** Data for review **

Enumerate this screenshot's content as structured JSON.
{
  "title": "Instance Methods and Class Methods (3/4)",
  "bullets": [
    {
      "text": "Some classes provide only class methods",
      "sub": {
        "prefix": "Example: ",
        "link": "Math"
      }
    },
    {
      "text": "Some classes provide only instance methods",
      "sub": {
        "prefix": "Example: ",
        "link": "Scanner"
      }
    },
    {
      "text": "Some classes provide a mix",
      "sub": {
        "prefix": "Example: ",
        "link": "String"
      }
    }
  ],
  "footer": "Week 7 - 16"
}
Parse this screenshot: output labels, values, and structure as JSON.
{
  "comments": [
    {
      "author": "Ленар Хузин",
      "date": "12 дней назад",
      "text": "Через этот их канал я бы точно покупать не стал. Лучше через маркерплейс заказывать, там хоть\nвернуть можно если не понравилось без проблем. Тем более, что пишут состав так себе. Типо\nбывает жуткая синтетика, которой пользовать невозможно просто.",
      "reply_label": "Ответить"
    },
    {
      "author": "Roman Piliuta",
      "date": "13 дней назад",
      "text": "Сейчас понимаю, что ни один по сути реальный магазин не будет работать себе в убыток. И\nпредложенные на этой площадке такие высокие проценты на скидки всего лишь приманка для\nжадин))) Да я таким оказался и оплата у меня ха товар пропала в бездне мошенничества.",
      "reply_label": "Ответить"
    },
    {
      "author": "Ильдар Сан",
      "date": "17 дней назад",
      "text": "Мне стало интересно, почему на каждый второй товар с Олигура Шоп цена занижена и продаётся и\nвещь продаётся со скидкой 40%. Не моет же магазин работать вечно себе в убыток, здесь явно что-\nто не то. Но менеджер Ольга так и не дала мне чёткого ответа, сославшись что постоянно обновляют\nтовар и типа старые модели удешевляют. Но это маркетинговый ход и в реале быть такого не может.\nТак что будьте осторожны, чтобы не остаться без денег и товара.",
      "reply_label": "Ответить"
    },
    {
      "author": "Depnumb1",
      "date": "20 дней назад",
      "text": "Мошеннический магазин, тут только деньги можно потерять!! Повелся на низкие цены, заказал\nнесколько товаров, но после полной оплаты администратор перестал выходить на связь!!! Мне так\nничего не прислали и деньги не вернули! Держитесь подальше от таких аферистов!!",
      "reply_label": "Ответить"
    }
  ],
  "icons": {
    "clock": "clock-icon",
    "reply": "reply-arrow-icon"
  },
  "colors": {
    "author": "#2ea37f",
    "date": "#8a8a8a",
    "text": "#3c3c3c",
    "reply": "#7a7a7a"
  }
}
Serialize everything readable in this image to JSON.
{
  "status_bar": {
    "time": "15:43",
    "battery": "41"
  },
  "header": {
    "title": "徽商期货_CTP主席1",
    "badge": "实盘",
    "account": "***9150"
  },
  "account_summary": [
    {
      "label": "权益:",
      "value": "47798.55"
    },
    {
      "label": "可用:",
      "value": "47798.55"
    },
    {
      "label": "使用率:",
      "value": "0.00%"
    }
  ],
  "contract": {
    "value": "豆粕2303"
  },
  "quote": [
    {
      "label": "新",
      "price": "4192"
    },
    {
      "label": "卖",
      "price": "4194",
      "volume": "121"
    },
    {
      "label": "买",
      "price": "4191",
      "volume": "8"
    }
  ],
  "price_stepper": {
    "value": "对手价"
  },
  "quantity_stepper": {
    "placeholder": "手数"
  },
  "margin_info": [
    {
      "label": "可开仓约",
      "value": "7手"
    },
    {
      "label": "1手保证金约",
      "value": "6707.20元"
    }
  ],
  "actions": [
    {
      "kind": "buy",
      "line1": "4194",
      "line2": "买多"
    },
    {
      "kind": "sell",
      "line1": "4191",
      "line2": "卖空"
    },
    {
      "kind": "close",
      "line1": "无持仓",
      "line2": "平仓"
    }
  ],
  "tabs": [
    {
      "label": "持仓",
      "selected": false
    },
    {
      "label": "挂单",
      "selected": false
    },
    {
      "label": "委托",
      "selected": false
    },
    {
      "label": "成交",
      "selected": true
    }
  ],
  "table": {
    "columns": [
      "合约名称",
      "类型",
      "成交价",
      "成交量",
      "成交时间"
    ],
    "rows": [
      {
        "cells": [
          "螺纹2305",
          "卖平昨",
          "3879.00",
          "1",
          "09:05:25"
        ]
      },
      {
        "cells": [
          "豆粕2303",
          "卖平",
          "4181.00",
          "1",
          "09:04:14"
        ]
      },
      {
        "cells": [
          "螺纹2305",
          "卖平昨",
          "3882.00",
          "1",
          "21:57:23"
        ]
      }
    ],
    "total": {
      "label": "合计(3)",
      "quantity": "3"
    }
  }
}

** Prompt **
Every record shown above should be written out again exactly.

** Exercise solution **
Enumerate this screenshot's content as structured JSON.
{
  "title": "Instance Methods and Class Methods (3/4)",
  "bullets": [
    {
      "text": "Some classes provide only class methods",
      "sub": {
        "prefix": "Example: ",
        "link": "Math"
      }
    },
    {
      "text": "Some classes provide only instance methods",
      "sub": {
        "prefix": "Example: ",
        "link": "Scanner"
      }
    },
    {
      "text": "Some classes provide a mix",
      "sub": {
        "prefix": "Example: ",
        "link": "String"
      }
    }
  ],
  "footer": "Week 7 - 16"
}
Parse this screenshot: output labels, values, and structure as JSON.
{
  "comments": [
    {
      "author": "Ленар Хузин",
      "date": "12 дней назад",
      "text": "Через этот их канал я бы точно покупать не стал. Лучше через маркерплейс заказывать, там хоть\nвернуть можно если не понравилось без проблем. Тем более, что пишут состав так себе. Типо\nбывает жуткая синтетика, которой пользовать невозможно просто.",
      "reply_label": "Ответить"
    },
    {
      "author": "Roman Piliuta",
      "date": "13 дней назад",
      "text": "Сейчас понимаю, что ни один по сути реальный магазин не будет работать себе в убыток. И\nпредложенные на этой площадке такие высокие проценты на скидки всего лишь приманка для\nжадин))) Да я таким оказался и оплата у меня ха товар пропала в бездне мошенничества.",
      "reply_label": "Ответить"
    },
    {
      "author": "Ильдар Сан",
      "date": "17 дней назад",
      "text": "Мне стало интересно, почему на каждый второй товар с Олигура Шоп цена занижена и продаётся и\nвещь продаётся со скидкой 40%. Не моет же магазин работать вечно себе в убыток, здесь явно что-\nто не то. Но менеджер Ольга так и не дала мне чёткого ответа, сославшись что постоянно обновляют\nтовар и типа старые модели удешевляют. Но это маркетинговый ход и в реале быть такого не может.\nТак что будьте осторожны, чтобы не остаться без денег и товара.",
      "reply_label": "Ответить"
    },
    {
      "author": "Depnumb1",
      "date": "20 дней назад",
      "text": "Мошеннический магазин, тут только деньги можно потерять!! Повелся на низкие цены, заказал\nнесколько товаров, но после полной оплаты администратор перестал выходить на связь!!! Мне так\nничего не прислали и деньги не вернули! Держитесь подальше от таких аферистов!!",
      "reply_label": "Ответить"
    }
  ],
  "icons": {
    "clock": "clock-icon",
    "reply": "reply-arrow-icon"
  },
  "colors": {
    "author": "#2ea37f",
    "date": "#8a8a8a",
    "text": "#3c3c3c",
    "reply": "#7a7a7a"
  }
}
Serialize everything readable in this image to JSON.
{
  "status_bar": {
    "time": "15:43",
    "battery": "41"
  },
  "header": {
    "title": "徽商期货_CTP主席1",
    "badge": "实盘",
    "account": "***9150"
  },
  "account_summary": [
    {
      "label": "权益:",
      "value": "47798.55"
    },
    {
      "label": "可用:",
      "value": "47798.55"
    },
    {
      "label": "使用率:",
      "value": "0.00%"
    }
  ],
  "contract": {
    "value": "豆粕2303"
  },
  "quote": [
    {
      "label": "新",
      "price": "4192"
    },
    {
      "label": "卖",
      "price": "4194",
      "volume": "121"
    },
    {
      "label": "买",
      "price": "4191",
      "volume": "8"
    }
  ],
  "price_stepper": {
    "value": "对手价"
  },
  "quantity_stepper": {
    "placeholder": "手数"
  },
  "margin_info": [
    {
      "label": "可开仓约",
      "value": "7手"
    },
    {
      "label": "1手保证金约",
      "value": "6707.20元"
    }
  ],
  "actions": [
    {
      "kind": "buy",
      "line1": "4194",
      "line2": "买多"
    },
    {
      "kind": "sell",
      "line1": "4191",
      "line2": "卖空"
    },
    {
      "kind": "close",
      "line1": "无持仓",
      "line2": "平仓"
    }
  ],
  "tabs": [
    {
      "label": "持仓",
      "selected": false
    },
    {
      "label": "挂单",
      "selected": false
    },
    {
      "label": "委托",
      "selected": false
    },
    {
      "label": "成交",
      "selected": true
    }
  ],
  "table": {
    "columns": [
      "合约名称",
      "类型",
      "成交价",
      "成交量",
      "成交时间"
    ],
    "rows": [
      {
        "cells": [
          "螺纹2305",
          "卖平昨",
          "3879.00",
          "1",
          "09:05:25"
        ]
      },
      {
        "cells": [
          "豆粕2303",
          "卖平",
          "4181.00",
          "1",
          "09:04:14"
        ]
      },
      {
        "cells": [
          "螺纹2305",
          "卖平昨",
          "3882.00",
          "1",
          "21:57:23"
        ]
      }
    ],
    "total": {
      "label": "合计(3)",
      "quantity": "3"
    }
  }
}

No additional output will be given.